This is what my own work looks at. In a new book I explore these ideas and assessed how to improve resilience to climate change through communication, collaboration and co-production. So what can the UK do to be better prepared for heatwaves in future?
1. Remember that heatwaves are a serious threat
People must be trained to think more carefully about their vulnerabilities and responses to hot weather. Everyone’s experience of hot weather varies, and this is often associated with positive memories of past summers where they’d enjoy the heat, venture outside and make the most of a potentially short-lived summer.
But this often leads to people being more exposed to the effects of the sun, which affects their health and productivity and puts extra strain on hospitals. Hot temperatures also cause roads to melt and train track to buckle, resulting in delays. As hot weather becomes more common, people need to bear these things in mind.
2. Factor in behavioural change
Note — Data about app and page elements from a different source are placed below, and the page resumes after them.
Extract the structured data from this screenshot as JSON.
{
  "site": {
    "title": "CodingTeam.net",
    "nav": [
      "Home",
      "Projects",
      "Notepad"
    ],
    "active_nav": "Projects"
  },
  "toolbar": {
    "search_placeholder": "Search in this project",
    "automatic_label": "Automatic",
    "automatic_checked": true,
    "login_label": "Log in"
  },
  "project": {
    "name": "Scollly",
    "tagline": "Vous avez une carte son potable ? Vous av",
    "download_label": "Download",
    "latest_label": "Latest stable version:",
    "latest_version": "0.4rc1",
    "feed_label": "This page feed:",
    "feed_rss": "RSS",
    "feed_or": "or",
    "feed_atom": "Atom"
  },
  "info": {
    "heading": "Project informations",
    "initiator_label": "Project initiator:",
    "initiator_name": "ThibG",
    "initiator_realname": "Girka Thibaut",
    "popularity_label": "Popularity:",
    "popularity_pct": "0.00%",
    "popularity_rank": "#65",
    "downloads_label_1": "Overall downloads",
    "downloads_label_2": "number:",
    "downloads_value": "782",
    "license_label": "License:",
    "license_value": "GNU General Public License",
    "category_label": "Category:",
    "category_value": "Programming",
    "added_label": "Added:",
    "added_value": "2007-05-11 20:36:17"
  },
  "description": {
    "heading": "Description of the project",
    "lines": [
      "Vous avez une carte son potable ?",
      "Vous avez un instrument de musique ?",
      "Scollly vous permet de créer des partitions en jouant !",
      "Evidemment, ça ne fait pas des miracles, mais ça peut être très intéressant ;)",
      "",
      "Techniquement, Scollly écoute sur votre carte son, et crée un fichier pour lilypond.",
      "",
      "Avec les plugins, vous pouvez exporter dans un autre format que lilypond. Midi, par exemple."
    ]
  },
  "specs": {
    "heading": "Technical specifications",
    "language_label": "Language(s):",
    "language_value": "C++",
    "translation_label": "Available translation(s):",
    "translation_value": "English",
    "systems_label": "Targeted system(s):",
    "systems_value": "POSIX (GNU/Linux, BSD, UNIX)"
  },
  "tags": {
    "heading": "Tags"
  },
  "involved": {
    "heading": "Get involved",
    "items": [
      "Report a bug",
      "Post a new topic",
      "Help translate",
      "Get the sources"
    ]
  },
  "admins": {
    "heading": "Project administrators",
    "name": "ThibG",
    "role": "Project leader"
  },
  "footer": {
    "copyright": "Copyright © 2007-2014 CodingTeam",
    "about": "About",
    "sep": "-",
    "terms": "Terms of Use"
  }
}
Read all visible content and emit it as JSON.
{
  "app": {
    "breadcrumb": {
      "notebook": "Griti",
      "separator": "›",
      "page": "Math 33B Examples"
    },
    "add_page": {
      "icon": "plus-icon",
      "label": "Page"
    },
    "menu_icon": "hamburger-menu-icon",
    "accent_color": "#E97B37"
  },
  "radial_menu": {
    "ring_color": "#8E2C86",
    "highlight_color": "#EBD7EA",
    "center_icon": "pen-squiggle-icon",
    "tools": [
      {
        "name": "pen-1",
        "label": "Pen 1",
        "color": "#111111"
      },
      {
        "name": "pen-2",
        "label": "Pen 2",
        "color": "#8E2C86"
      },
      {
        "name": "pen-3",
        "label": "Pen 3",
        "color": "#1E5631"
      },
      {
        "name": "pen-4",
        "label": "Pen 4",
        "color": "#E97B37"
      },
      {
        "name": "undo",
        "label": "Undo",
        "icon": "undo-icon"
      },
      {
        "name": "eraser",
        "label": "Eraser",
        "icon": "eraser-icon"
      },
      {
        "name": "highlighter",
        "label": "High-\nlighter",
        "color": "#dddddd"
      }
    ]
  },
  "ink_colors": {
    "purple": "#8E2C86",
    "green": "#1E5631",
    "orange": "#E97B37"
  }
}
While appropriate regulation and policies are important, they must represent how people respond to heatwaves and how their experiences affect their behaviour. This can be incorporated into broader thinking around other topics.
Buildings, for instance, can be insulated to stay warm in the winter yet cool in the summer, but we need to better understand how people behave in buildings during those periods to ensure appropriate use.
And working practices can be adjusted so people can work outside periods of intense heat. People rarely want to stay at home all day, so more water fountains should be provided in public places.
3. Get better at talking about hot weather
British people famously love talking about the weather. But they still need to get better at talking about heatwaves specifically, and how they can become more resilient to them. That means things like sharing whether they’re feeling the load of the hot weather or sharing ways to stay cool.
Better communication will also help people understand who’s doing what during a hot weather event (for example, emergency services under extra strain, or bus and train drivers working in tough conditions).
4. Learn from the neighbours
Learn from other others. Mediterranean countries, for instance, are used to the hot weather and people there have adopted simple practices to help them cope with the stress: closing shutters during the hot weather, avoiding being outside or on the beach during peak heat temperatures, painting buildings white, staying hydrated and avoiding strenuous activities during hot weather. Countries in northern Europe that are just getting used to severe heatwaves could adopt these practices.
5. Invest in resilience and communication
Investment should be pro-active, rather than reactive. That means working closely with scientists to anticipate the risks from heatwaves, getting a better understanding of our vulnerabilities and the potential measures we can take. Ensure buildings (especially hospitals and care homes) and infrastructure are better prepared to withstand hot weather events and that regulation is updated to better reflect this, without which the number of heatwave-related deaths would increase.
Candice Howarth, Senior Lecturer in Sustainability and Climate Change Communication, University of Surrey.
This article is republished from The Conversation under a Creative Commons license. Read the original article.This article is from the CityMetric archive: some formatting and images may not be present.